--- START ---
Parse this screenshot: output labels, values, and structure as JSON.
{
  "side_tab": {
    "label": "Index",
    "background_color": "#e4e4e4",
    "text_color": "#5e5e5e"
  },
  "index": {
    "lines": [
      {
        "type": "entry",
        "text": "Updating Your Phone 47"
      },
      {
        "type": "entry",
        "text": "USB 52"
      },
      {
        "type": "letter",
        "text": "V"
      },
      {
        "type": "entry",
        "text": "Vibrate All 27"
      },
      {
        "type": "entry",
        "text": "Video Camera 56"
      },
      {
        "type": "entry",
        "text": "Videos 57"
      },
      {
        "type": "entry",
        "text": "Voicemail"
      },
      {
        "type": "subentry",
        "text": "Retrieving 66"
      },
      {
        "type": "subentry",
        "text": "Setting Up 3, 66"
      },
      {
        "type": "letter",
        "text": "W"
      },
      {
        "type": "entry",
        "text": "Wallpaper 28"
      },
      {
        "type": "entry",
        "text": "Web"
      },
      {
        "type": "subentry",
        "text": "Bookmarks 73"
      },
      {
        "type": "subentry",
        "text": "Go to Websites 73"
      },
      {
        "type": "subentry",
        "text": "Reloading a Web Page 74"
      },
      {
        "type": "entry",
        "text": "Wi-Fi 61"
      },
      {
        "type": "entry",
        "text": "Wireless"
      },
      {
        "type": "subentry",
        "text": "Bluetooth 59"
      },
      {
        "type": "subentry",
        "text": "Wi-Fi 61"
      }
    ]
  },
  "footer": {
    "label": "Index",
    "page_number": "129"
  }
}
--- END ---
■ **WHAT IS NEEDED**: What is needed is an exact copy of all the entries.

■ **YOUR RESPONSE**:
Parse this screenshot: output labels, values, and structure as JSON.
{
  "side_tab": {
    "label": "Index",
    "background_color": "#e4e4e4",
    "text_color": "#5e5e5e"
  },
  "index": {
    "lines": [
      {
        "type": "entry",
        "text": "Updating Your Phone 47"
      },
      {
        "type": "entry",
        "text": "USB 52"
      },
      {
        "type": "letter",
        "text": "V"
      },
      {
        "type": "entry",
        "text": "Vibrate All 27"
      },
      {
        "type": "entry",
        "text": "Video Camera 56"
      },
      {
        "type": "entry",
        "text": "Videos 57"
      },
      {
        "type": "entry",
        "text": "Voicemail"
      },
      {
        "type": "subentry",
        "text": "Retrieving 66"
      },
      {
        "type": "subentry",
        "text": "Setting Up 3, 66"
      },
      {
        "type": "letter",
        "text": "W"
      },
      {
        "type": "entry",
        "text": "Wallpaper 28"
      },
      {
        "type": "entry",
        "text": "Web"
      },
      {
        "type": "subentry",
        "text": "Bookmarks 73"
      },
      {
        "type": "subentry",
        "text": "Go to Websites 73"
      },
      {
        "type": "subentry",
        "text": "Reloading a Web Page 74"
      },
      {
        "type": "entry",
        "text": "Wi-Fi 61"
      },
      {
        "type": "entry",
        "text": "Wireless"
      },
      {
        "type": "subentry",
        "text": "Bluetooth 59"
      },
      {
        "type": "subentry",
        "text": "Wi-Fi 61"
      }
    ]
  },
  "footer": {
    "label": "Index",
    "page_number": "129"
  }
}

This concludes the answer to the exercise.